> [Interface dataset entries]:
◆ ◆ ◆

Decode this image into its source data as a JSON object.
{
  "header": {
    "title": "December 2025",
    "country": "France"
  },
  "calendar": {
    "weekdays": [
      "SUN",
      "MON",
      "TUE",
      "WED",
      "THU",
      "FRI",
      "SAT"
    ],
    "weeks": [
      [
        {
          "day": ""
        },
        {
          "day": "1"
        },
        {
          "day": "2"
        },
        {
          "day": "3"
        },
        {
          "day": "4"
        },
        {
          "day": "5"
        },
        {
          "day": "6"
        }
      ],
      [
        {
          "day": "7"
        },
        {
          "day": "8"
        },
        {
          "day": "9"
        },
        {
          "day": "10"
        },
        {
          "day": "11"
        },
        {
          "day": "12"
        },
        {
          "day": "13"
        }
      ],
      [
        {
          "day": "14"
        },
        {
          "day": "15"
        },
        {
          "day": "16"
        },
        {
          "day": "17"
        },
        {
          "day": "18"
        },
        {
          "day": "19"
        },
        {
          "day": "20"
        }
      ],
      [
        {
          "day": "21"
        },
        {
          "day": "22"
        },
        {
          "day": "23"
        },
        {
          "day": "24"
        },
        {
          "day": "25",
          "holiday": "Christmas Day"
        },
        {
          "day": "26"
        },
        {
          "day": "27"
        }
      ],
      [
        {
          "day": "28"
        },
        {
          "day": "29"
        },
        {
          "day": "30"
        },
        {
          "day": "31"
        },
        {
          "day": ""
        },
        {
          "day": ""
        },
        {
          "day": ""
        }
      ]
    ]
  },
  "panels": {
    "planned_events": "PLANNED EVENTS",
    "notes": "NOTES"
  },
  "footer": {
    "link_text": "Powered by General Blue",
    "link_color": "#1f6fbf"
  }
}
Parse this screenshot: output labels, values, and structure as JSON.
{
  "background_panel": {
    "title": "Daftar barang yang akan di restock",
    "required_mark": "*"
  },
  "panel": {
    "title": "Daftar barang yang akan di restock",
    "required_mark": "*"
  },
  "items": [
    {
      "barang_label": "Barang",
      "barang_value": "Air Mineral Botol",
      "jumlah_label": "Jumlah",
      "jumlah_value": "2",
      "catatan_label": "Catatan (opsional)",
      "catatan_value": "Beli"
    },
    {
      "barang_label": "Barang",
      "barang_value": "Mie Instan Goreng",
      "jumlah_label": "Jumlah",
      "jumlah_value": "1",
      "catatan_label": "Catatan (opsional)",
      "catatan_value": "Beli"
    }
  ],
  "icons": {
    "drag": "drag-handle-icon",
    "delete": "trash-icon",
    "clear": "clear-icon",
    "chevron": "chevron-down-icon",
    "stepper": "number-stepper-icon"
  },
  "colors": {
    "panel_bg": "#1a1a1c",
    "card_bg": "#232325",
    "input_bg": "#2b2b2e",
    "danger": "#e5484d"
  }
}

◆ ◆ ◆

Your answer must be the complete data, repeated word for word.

> [Answer to this exercise]:
Decode this image into its source data as a JSON object.
{
  "header": {
    "title": "December 2025",
    "country": "France"
  },
  "calendar": {
    "weekdays": [
      "SUN",
      "MON",
      "TUE",
      "WED",
      "THU",
      "FRI",
      "SAT"
    ],
    "weeks": [
      [
        {
          "day": ""
        },
        {
          "day": "1"
        },
        {
          "day": "2"
        },
        {
          "day": "3"
        },
        {
          "day": "4"
        },
        {
          "day": "5"
        },
        {
          "day": "6"
        }
      ],
      [
        {
          "day": "7"
        },
        {
          "day": "8"
        },
        {
          "day": "9"
        },
        {
          "day": "10"
        },
        {
          "day": "11"
        },
        {
          "day": "12"
        },
        {
          "day": "13"
        }
      ],
      [
        {
          "day": "14"
        },
        {
          "day": "15"
        },
        {
          "day": "16"
        },
        {
          "day": "17"
        },
        {
          "day": "18"
        },
        {
          "day": "19"
        },
        {
          "day": "20"
        }
      ],
      [
        {
          "day": "21"
        },
        {
          "day": "22"
        },
        {
          "day": "23"
        },
        {
          "day": "24"
        },
        {
          "day": "25",
          "holiday": "Christmas Day"
        },
        {
          "day": "26"
        },
        {
          "day": "27"
        }
      ],
      [
        {
          "day": "28"
        },
        {
          "day": "29"
        },
        {
          "day": "30"
        },
        {
          "day": "31"
        },
        {
          "day": ""
        },
        {
          "day": ""
        },
        {
          "day": ""
        }
      ]
    ]
  },
  "panels": {
    "planned_events": "PLANNED EVENTS",
    "notes": "NOTES"
  },
  "footer": {
    "link_text": "Powered by General Blue",
    "link_color": "#1f6fbf"
  }
}
Parse this screenshot: output labels, values, and structure as JSON.
{
  "background_panel": {
    "title": "Daftar barang yang akan di restock",
    "required_mark": "*"
  },
  "panel": {
    "title": "Daftar barang yang akan di restock",
    "required_mark": "*"
  },
  "items": [
    {
      "barang_label": "Barang",
      "barang_value": "Air Mineral Botol",
      "jumlah_label": "Jumlah",
      "jumlah_value": "2",
      "catatan_label": "Catatan (opsional)",
      "catatan_value": "Beli"
    },
    {
      "barang_label": "Barang",
      "barang_value": "Mie Instan Goreng",
      "jumlah_label": "Jumlah",
      "jumlah_value": "1",
      "catatan_label": "Catatan (opsional)",
      "catatan_value": "Beli"
    }
  ],
  "icons": {
    "drag": "drag-handle-icon",
    "delete": "trash-icon",
    "clear": "clear-icon",
    "chevron": "chevron-down-icon",
    "stepper": "number-stepper-icon"
  },
  "colors": {
    "panel_bg": "#1a1a1c",
    "card_bg": "#232325",
    "input_bg": "#2b2b2e",
    "danger": "#e5484d"
  }
}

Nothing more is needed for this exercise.